Items from an interface collection:
· · · ·

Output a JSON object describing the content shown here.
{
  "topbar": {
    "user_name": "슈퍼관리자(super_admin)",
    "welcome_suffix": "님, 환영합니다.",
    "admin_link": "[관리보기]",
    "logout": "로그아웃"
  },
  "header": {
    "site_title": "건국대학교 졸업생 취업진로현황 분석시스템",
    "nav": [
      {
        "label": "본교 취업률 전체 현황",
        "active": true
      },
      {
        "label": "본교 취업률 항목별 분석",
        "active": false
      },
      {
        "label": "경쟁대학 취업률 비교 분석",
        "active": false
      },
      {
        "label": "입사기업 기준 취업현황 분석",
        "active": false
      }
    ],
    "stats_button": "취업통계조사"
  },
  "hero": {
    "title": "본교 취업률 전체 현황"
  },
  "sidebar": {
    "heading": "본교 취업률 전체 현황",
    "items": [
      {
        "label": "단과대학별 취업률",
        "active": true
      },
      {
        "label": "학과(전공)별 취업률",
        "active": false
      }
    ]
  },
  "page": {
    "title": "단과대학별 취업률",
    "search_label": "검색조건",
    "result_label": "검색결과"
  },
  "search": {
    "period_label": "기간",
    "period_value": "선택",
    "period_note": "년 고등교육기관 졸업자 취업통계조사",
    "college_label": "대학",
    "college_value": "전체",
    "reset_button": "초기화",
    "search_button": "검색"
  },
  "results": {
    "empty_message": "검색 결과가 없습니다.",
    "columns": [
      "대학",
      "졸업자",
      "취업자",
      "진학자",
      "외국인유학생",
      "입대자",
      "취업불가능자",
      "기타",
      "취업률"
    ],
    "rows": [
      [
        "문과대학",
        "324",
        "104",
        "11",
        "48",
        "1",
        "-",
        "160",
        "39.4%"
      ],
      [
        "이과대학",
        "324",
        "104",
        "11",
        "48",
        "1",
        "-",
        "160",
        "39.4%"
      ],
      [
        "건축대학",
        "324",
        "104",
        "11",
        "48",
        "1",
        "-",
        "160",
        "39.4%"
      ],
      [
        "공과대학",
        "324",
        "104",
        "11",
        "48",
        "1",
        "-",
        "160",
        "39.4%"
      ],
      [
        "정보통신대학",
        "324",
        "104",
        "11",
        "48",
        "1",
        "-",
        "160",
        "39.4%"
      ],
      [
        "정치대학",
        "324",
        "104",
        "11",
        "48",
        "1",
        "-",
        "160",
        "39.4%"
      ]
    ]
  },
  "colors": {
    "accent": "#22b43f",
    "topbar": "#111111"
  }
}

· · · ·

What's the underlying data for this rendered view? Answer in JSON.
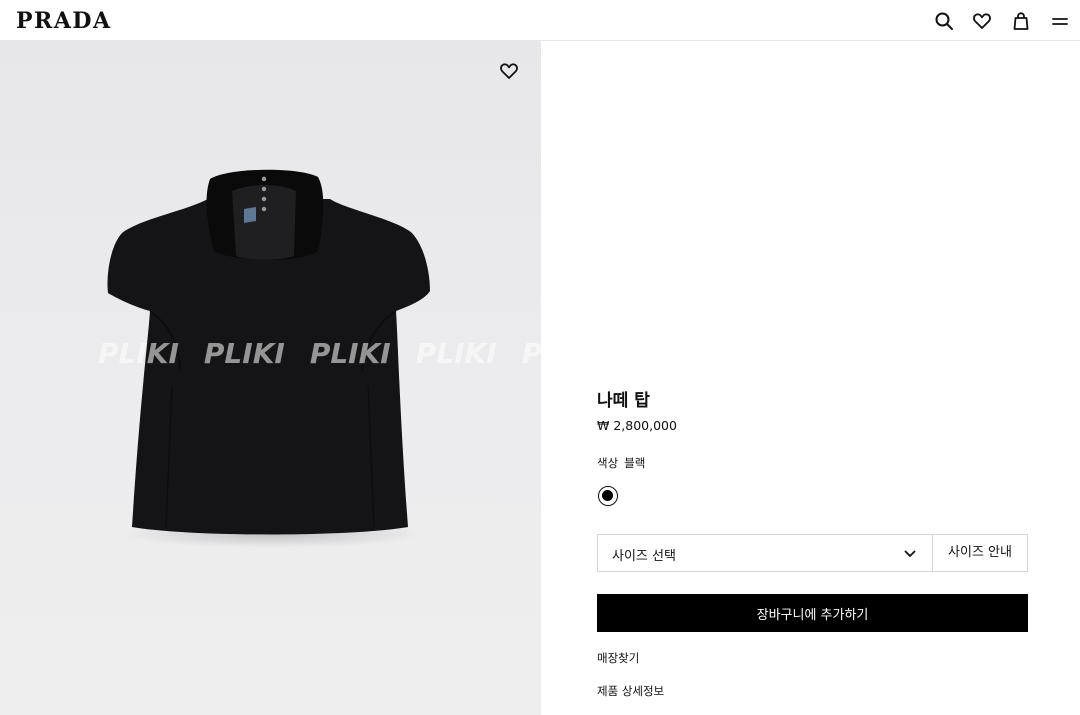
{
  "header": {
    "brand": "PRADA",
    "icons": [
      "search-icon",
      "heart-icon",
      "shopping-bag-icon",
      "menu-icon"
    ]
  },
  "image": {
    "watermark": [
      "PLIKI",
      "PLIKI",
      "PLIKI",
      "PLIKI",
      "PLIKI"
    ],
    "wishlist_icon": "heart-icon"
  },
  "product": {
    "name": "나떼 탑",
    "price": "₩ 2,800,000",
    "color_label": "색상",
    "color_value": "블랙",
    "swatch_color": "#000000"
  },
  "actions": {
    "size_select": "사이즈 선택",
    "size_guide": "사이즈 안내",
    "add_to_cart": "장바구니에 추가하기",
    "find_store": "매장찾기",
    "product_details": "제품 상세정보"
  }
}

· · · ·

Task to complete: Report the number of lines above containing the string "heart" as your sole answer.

Answer to this exercise: 2